#### REQUIRED ACTION
Across all entries below, how many lines include "your"? Only the number, please.

#### SOURCE DATA
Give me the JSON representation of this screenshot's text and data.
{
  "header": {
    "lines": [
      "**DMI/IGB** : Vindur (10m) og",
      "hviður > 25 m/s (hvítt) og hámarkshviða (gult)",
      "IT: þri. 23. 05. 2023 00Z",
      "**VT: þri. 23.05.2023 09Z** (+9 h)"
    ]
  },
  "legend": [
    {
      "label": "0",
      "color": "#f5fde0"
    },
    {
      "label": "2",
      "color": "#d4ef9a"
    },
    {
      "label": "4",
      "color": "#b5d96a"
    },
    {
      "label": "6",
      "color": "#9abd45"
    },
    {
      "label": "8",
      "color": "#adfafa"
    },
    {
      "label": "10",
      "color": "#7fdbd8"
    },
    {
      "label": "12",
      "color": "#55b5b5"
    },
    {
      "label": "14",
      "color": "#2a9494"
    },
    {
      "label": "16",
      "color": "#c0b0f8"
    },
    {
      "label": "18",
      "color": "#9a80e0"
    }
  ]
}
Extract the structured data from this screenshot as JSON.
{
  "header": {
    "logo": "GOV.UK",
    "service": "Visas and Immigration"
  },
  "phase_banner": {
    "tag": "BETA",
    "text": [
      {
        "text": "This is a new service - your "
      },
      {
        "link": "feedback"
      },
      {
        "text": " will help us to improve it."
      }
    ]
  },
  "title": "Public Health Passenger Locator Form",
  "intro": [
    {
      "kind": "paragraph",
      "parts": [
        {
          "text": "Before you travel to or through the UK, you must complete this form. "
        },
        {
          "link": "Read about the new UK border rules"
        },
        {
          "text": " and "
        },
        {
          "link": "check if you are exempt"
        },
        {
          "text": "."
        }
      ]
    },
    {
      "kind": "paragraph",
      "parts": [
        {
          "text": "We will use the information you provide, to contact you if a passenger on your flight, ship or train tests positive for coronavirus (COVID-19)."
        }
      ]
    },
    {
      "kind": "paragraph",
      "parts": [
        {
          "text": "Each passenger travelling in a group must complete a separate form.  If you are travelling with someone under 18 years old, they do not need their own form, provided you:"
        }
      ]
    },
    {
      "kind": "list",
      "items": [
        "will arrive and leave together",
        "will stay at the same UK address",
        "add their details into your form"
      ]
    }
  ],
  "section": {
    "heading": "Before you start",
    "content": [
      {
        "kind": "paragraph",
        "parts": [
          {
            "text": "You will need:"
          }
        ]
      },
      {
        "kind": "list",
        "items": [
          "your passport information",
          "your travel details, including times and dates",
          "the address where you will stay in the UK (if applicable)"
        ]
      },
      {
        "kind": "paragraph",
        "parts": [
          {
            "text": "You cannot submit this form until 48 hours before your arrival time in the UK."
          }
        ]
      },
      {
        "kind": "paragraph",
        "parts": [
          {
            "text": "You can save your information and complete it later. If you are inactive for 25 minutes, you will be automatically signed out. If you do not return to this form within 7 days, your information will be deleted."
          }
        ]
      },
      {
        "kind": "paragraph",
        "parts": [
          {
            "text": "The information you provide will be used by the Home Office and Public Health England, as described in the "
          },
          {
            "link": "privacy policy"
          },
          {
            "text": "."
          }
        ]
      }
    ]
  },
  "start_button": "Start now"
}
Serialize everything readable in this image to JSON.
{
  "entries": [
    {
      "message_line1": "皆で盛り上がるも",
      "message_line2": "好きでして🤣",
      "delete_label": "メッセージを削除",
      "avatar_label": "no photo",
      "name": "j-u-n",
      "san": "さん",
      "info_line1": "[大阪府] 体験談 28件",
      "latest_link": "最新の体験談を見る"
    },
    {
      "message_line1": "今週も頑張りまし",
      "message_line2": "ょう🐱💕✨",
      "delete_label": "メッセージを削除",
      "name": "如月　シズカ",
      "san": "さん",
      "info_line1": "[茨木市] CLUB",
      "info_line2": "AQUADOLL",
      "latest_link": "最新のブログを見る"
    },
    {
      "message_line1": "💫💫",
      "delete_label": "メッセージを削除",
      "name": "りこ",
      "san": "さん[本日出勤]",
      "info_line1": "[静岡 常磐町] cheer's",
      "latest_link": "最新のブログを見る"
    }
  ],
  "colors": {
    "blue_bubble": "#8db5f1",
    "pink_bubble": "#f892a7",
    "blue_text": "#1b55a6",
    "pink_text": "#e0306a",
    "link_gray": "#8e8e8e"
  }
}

#### RESULT FOR THIS EXERCISE
7